The task = Copy every line of the entries that has the string "JSON" in it.
-----
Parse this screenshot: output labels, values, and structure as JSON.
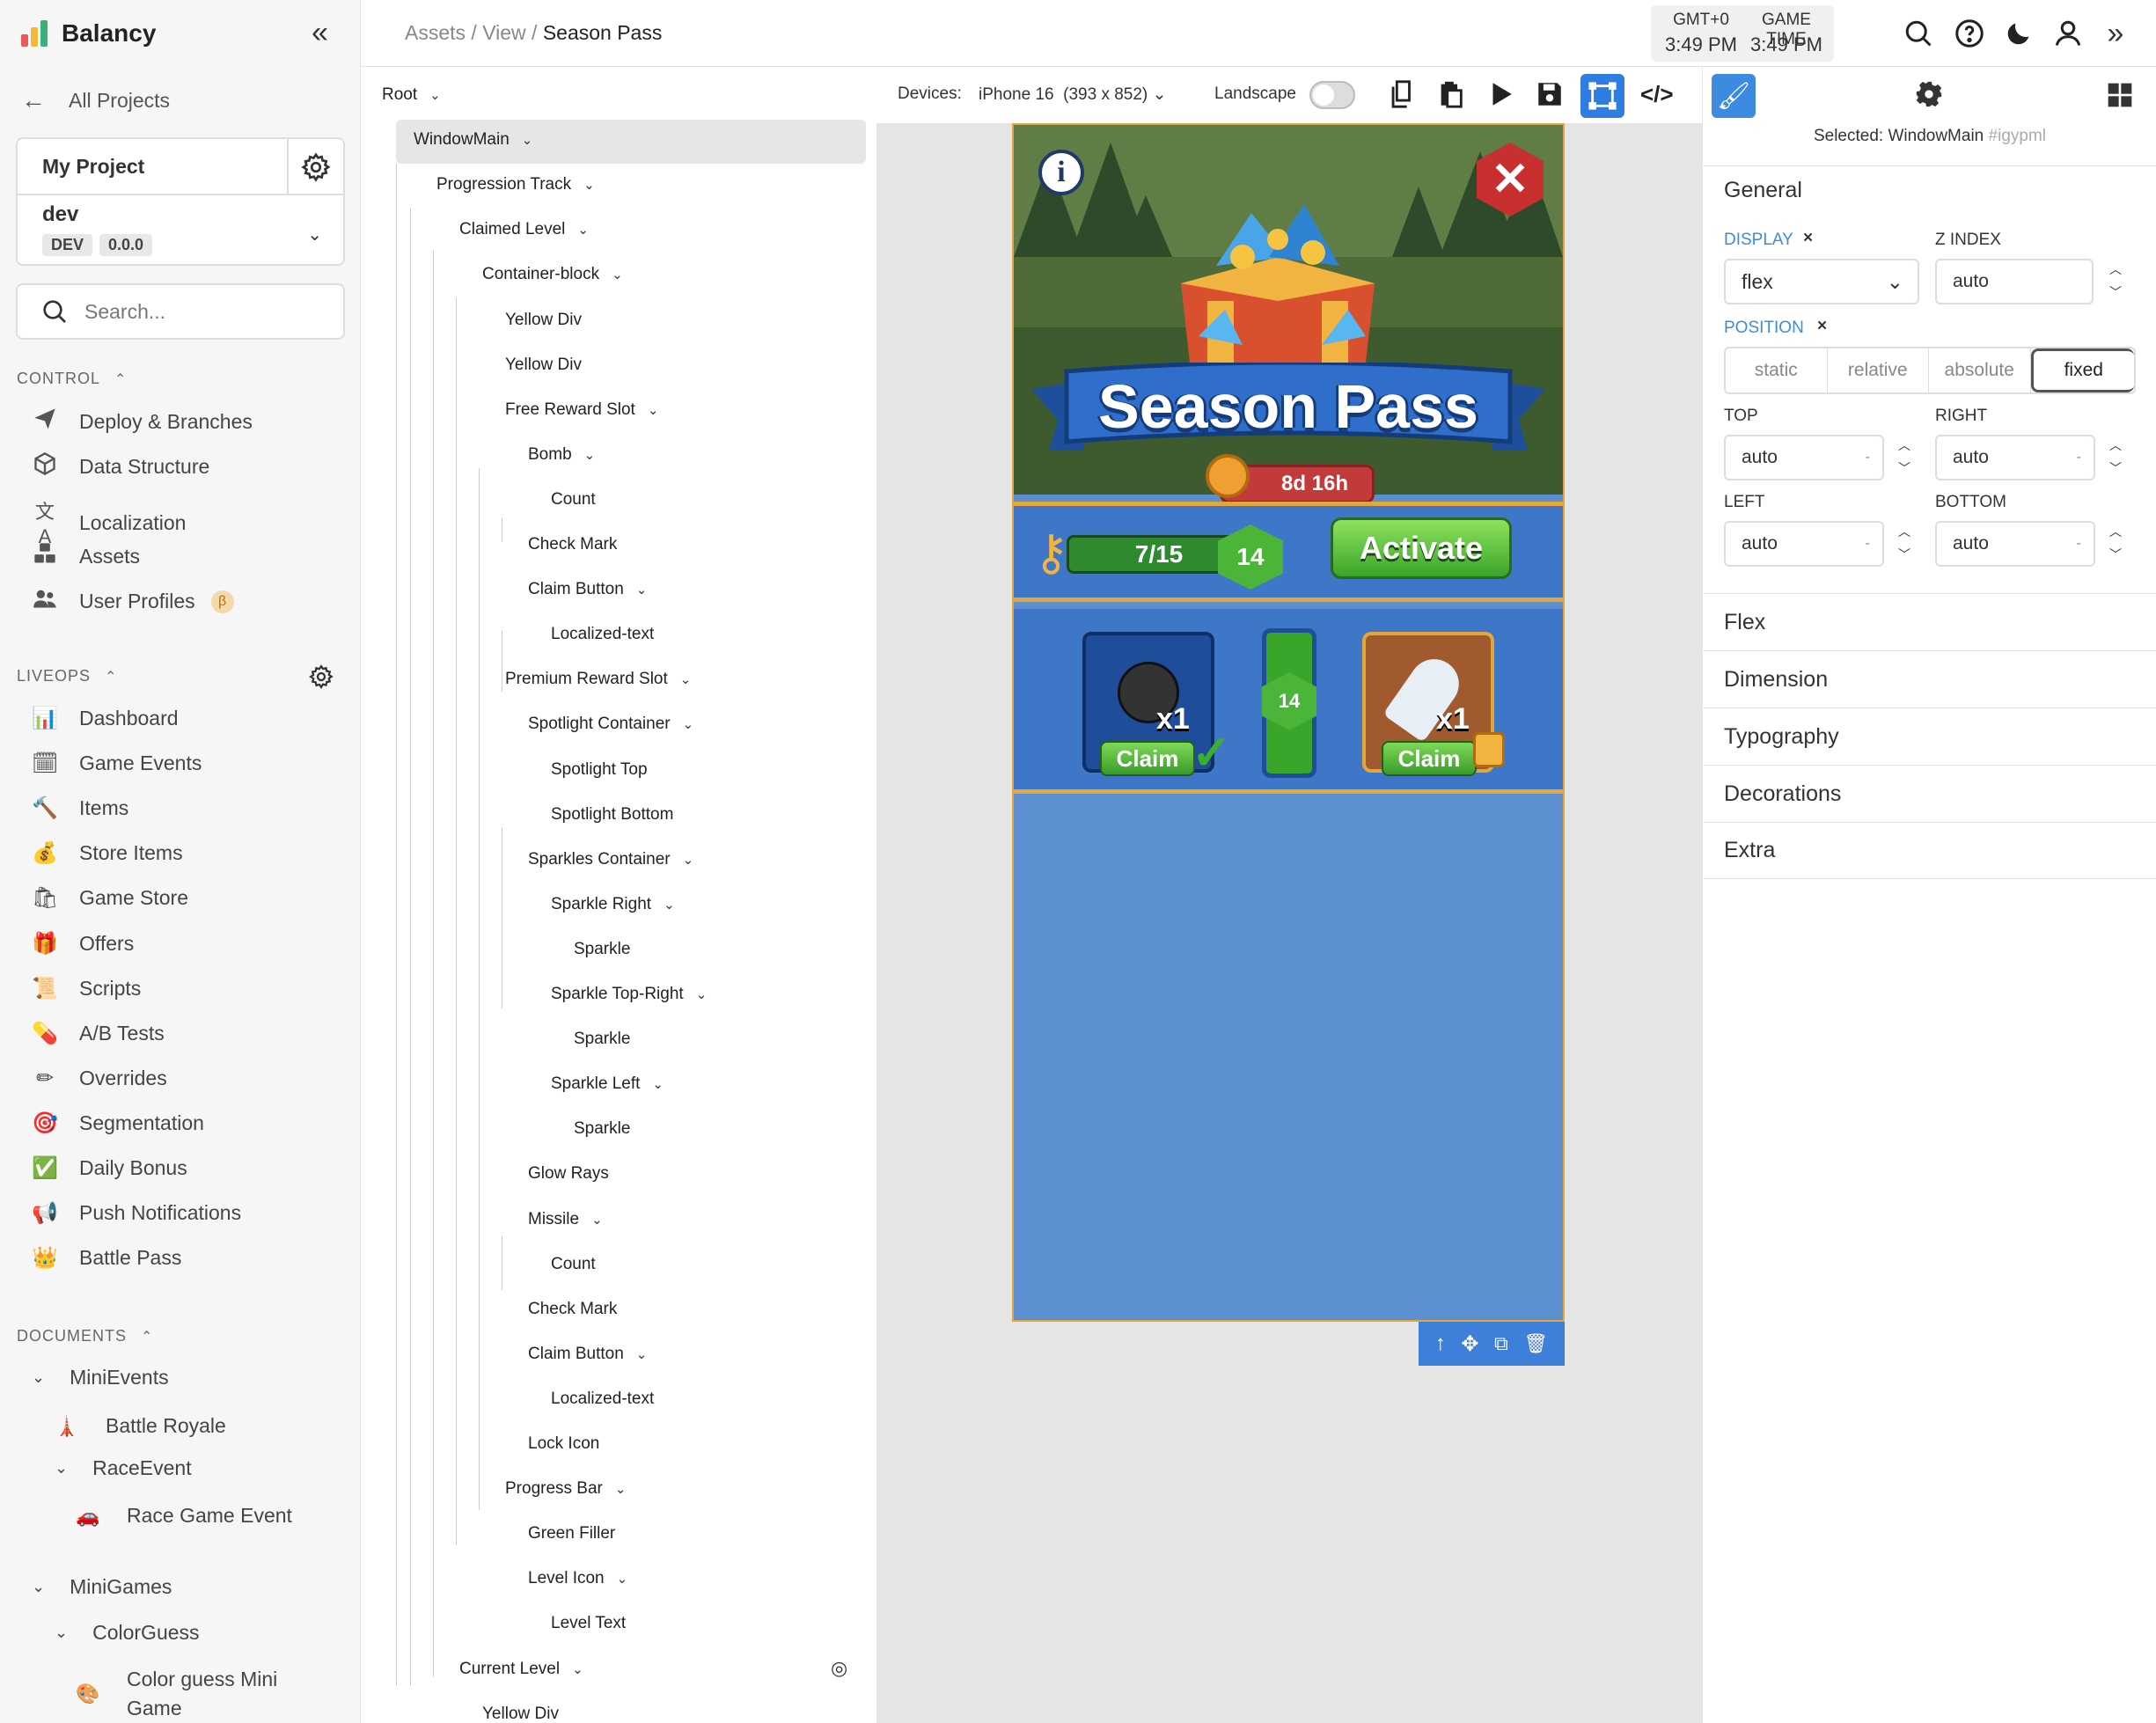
{
  "app": {
    "name": "Balancy"
  },
  "sidebar": {
    "all_projects": "All Projects",
    "project": {
      "name": "My Project",
      "env": "dev",
      "env_badge": "DEV",
      "version": "0.0.0"
    },
    "search_placeholder": "Search...",
    "control_title": "CONTROL",
    "control_items": [
      {
        "label": "Deploy & Branches",
        "icon": "paper-plane-icon"
      },
      {
        "label": "Data Structure",
        "icon": "cube-icon"
      },
      {
        "label": "Localization",
        "icon": "translate-icon"
      },
      {
        "label": "Assets",
        "icon": "boxes-icon"
      },
      {
        "label": "User Profiles",
        "icon": "users-icon",
        "badge": "β"
      }
    ],
    "liveops_title": "LIVEOPS",
    "liveops_items": [
      {
        "label": "Dashboard",
        "icon": "📊"
      },
      {
        "label": "Game Events",
        "icon": "🗓"
      },
      {
        "label": "Items",
        "icon": "🔨"
      },
      {
        "label": "Store Items",
        "icon": "💰"
      },
      {
        "label": "Game Store",
        "icon": "🛍"
      },
      {
        "label": "Offers",
        "icon": "🎁"
      },
      {
        "label": "Scripts",
        "icon": "📜"
      },
      {
        "label": "A/B Tests",
        "icon": "💊"
      },
      {
        "label": "Overrides",
        "icon": "✏"
      },
      {
        "label": "Segmentation",
        "icon": "🎯"
      },
      {
        "label": "Daily Bonus",
        "icon": "✅"
      },
      {
        "label": "Push Notifications",
        "icon": "📢"
      },
      {
        "label": "Battle Pass",
        "icon": "👑"
      }
    ],
    "documents_title": "DOCUMENTS",
    "documents": [
      {
        "label": "MiniEvents",
        "type": "folder"
      },
      {
        "label": "Battle Royale",
        "type": "doc",
        "icon": "🗼"
      },
      {
        "label": "RaceEvent",
        "type": "folder"
      },
      {
        "label": "Race Game Event",
        "type": "doc",
        "icon": "🚗"
      },
      {
        "label": "MiniGames",
        "type": "folder"
      },
      {
        "label": "ColorGuess",
        "type": "folder"
      },
      {
        "label": "Color guess Mini Game",
        "type": "doc",
        "icon": "🎨"
      }
    ]
  },
  "topbar": {
    "breadcrumb": [
      "Assets",
      "View",
      "Season Pass"
    ],
    "tz_label": "GMT+0",
    "tz_time": "3:49 PM",
    "game_label": "GAME TIME",
    "game_time": "3:49 PM"
  },
  "toolbar": {
    "devices_label": "Devices:",
    "device": "iPhone 16",
    "device_res": "(393 x 852)",
    "landscape_label": "Landscape"
  },
  "tree": [
    {
      "label": "Root",
      "depth": 0,
      "chevron": true
    },
    {
      "label": "WindowMain",
      "depth": 1,
      "chevron": true,
      "selected": true
    },
    {
      "label": "Progression Track",
      "depth": 2,
      "chevron": true
    },
    {
      "label": "Claimed Level",
      "depth": 3,
      "chevron": true
    },
    {
      "label": "Container-block",
      "depth": 4,
      "chevron": true
    },
    {
      "label": "Yellow Div",
      "depth": 5
    },
    {
      "label": "Yellow Div",
      "depth": 5
    },
    {
      "label": "Free Reward Slot",
      "depth": 5,
      "chevron": true
    },
    {
      "label": "Bomb",
      "depth": 6,
      "chevron": true
    },
    {
      "label": "Count",
      "depth": 7
    },
    {
      "label": "Check Mark",
      "depth": 6
    },
    {
      "label": "Claim Button",
      "depth": 6,
      "chevron": true
    },
    {
      "label": "Localized-text",
      "depth": 7
    },
    {
      "label": "Premium Reward Slot",
      "depth": 5,
      "chevron": true
    },
    {
      "label": "Spotlight Container",
      "depth": 6,
      "chevron": true
    },
    {
      "label": "Spotlight Top",
      "depth": 7
    },
    {
      "label": "Spotlight Bottom",
      "depth": 7
    },
    {
      "label": "Sparkles Container",
      "depth": 6,
      "chevron": true
    },
    {
      "label": "Sparkle Right",
      "depth": 7,
      "chevron": true
    },
    {
      "label": "Sparkle",
      "depth": 8
    },
    {
      "label": "Sparkle Top-Right",
      "depth": 7,
      "chevron": true
    },
    {
      "label": "Sparkle",
      "depth": 8
    },
    {
      "label": "Sparkle Left",
      "depth": 7,
      "chevron": true
    },
    {
      "label": "Sparkle",
      "depth": 8
    },
    {
      "label": "Glow Rays",
      "depth": 6
    },
    {
      "label": "Missile",
      "depth": 6,
      "chevron": true
    },
    {
      "label": "Count",
      "depth": 7
    },
    {
      "label": "Check Mark",
      "depth": 6
    },
    {
      "label": "Claim Button",
      "depth": 6,
      "chevron": true
    },
    {
      "label": "Localized-text",
      "depth": 7
    },
    {
      "label": "Lock Icon",
      "depth": 6
    },
    {
      "label": "Progress Bar",
      "depth": 5,
      "chevron": true
    },
    {
      "label": "Green Filler",
      "depth": 6
    },
    {
      "label": "Level Icon",
      "depth": 6,
      "chevron": true
    },
    {
      "label": "Level Text",
      "depth": 7
    },
    {
      "label": "Current Level",
      "depth": 3,
      "chevron": true,
      "hidden_icon": true
    },
    {
      "label": "Yellow Div",
      "depth": 4
    }
  ],
  "game": {
    "title": "Season Pass",
    "timer": "8d 16h",
    "progress": "7/15",
    "level": "14",
    "activate": "Activate",
    "track_level": "14",
    "free_count": "x1",
    "premium_count": "x1",
    "claim": "Claim"
  },
  "panel": {
    "selected_label": "Selected:",
    "selected_name": "WindowMain",
    "selected_id": "#igypml",
    "general": "General",
    "display_label": "DISPLAY",
    "display_value": "flex",
    "zindex_label": "Z INDEX",
    "zindex_value": "auto",
    "position_label": "POSITION",
    "position_options": [
      "static",
      "relative",
      "absolute",
      "fixed"
    ],
    "position_selected": "fixed",
    "top_label": "TOP",
    "top_value": "auto",
    "right_label": "RIGHT",
    "right_value": "auto",
    "left_label": "LEFT",
    "left_value": "auto",
    "bottom_label": "BOTTOM",
    "bottom_value": "auto",
    "unit_placeholder": "-",
    "sections": [
      "Flex",
      "Dimension",
      "Typography",
      "Decorations",
      "Extra"
    ]
  },
  "colors": {
    "accent": "#4a90e2",
    "game_bg": "#5b8fcf",
    "gold": "#e3a63a"
  }
}
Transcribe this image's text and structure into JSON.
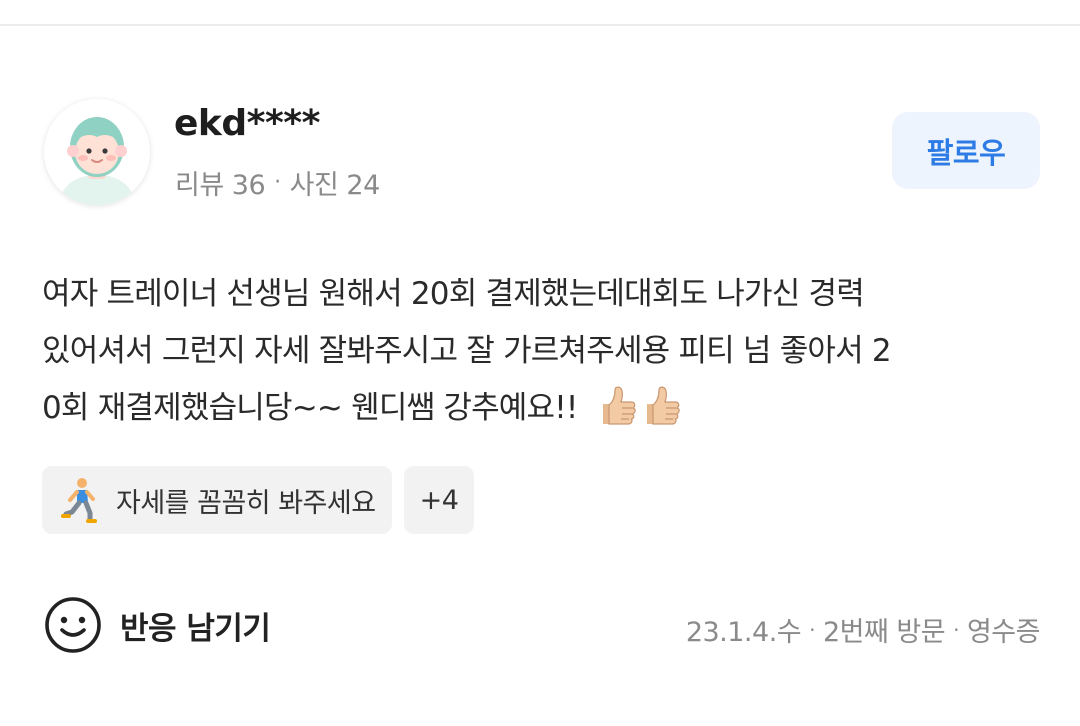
{
  "reviewer": {
    "name": "ekd****",
    "review_count": "리뷰 36",
    "photo_count": "사진 24",
    "stats_separator": "·"
  },
  "follow_button": {
    "label": "팔로우"
  },
  "review": {
    "lines": [
      "여자 트레이너 선생님 원해서 20회 결제했는데대회도 나가신 경력",
      "있어셔서 그런지 자세 잘봐주시고 잘 가르쳐주세용 피티 넘 좋아서 2",
      "0회 재결제했습니당~~ 웬디쌤 강추예요!!"
    ],
    "trailing_emoji": "thumbs-up-icon thumbs-up-icon"
  },
  "tags": {
    "primary": {
      "icon": "lunge-exercise-icon",
      "label": "자세를 꼼꼼히 봐주세요"
    },
    "more_label": "+4"
  },
  "footer": {
    "react_icon": "smiley-icon",
    "react_label": "반응 남기기",
    "date": "23.1.4.수",
    "visit": "2번째 방문",
    "verification": "영수증",
    "separator": "·"
  },
  "colors": {
    "accent_blue": "#2d7be5",
    "follow_bg": "#eef4fd",
    "muted_text": "#8a8a8a",
    "tag_bg": "#f2f2f2"
  }
}
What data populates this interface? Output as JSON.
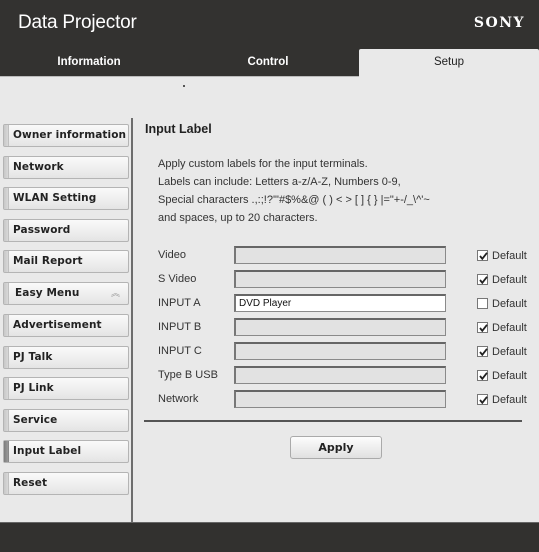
{
  "header": {
    "title": "Data Projector",
    "brand": "SONY"
  },
  "tabs": [
    {
      "label": "Information",
      "active": false
    },
    {
      "label": "Control",
      "active": false
    },
    {
      "label": "Setup",
      "active": true
    }
  ],
  "sidebar": {
    "items": [
      {
        "label": "Owner information",
        "active": false
      },
      {
        "label": "Network",
        "active": false
      },
      {
        "label": "WLAN Setting",
        "active": false
      },
      {
        "label": "Password",
        "active": false
      },
      {
        "label": "Mail Report",
        "active": false
      },
      {
        "label": "Easy Menu",
        "active": false,
        "icon": "double-chevron-up-icon",
        "icon_glyph": "︽"
      },
      {
        "label": "Advertisement",
        "active": false
      },
      {
        "label": "PJ Talk",
        "active": false
      },
      {
        "label": "PJ Link",
        "active": false
      },
      {
        "label": "Service",
        "active": false
      },
      {
        "label": "Input Label",
        "active": true
      },
      {
        "label": "Reset",
        "active": false
      }
    ]
  },
  "main": {
    "title": "Input Label",
    "description": [
      "Apply custom labels for the input terminals.",
      "Labels can include: Letters a-z/A-Z, Numbers 0-9,",
      "Special characters .,:;!?'\"#$%&@ ( ) < > [ ] { } |=\"+-/_\\^'~",
      "and spaces, up to 20 characters."
    ],
    "default_label": "Default",
    "inputs": [
      {
        "name": "Video",
        "value": "",
        "default": true
      },
      {
        "name": "S Video",
        "value": "",
        "default": true
      },
      {
        "name": "INPUT A",
        "value": "DVD Player",
        "default": false
      },
      {
        "name": "INPUT B",
        "value": "",
        "default": true
      },
      {
        "name": "INPUT C",
        "value": "",
        "default": true
      },
      {
        "name": "Type B USB",
        "value": "",
        "default": true
      },
      {
        "name": "Network",
        "value": "",
        "default": true
      }
    ],
    "apply_label": "Apply"
  }
}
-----
Answer box =
Parse this screenshot: output labels, values, and structure as JSON.
Transcribe this image's text and structure into JSON.
What data populates this interface? Output as JSON.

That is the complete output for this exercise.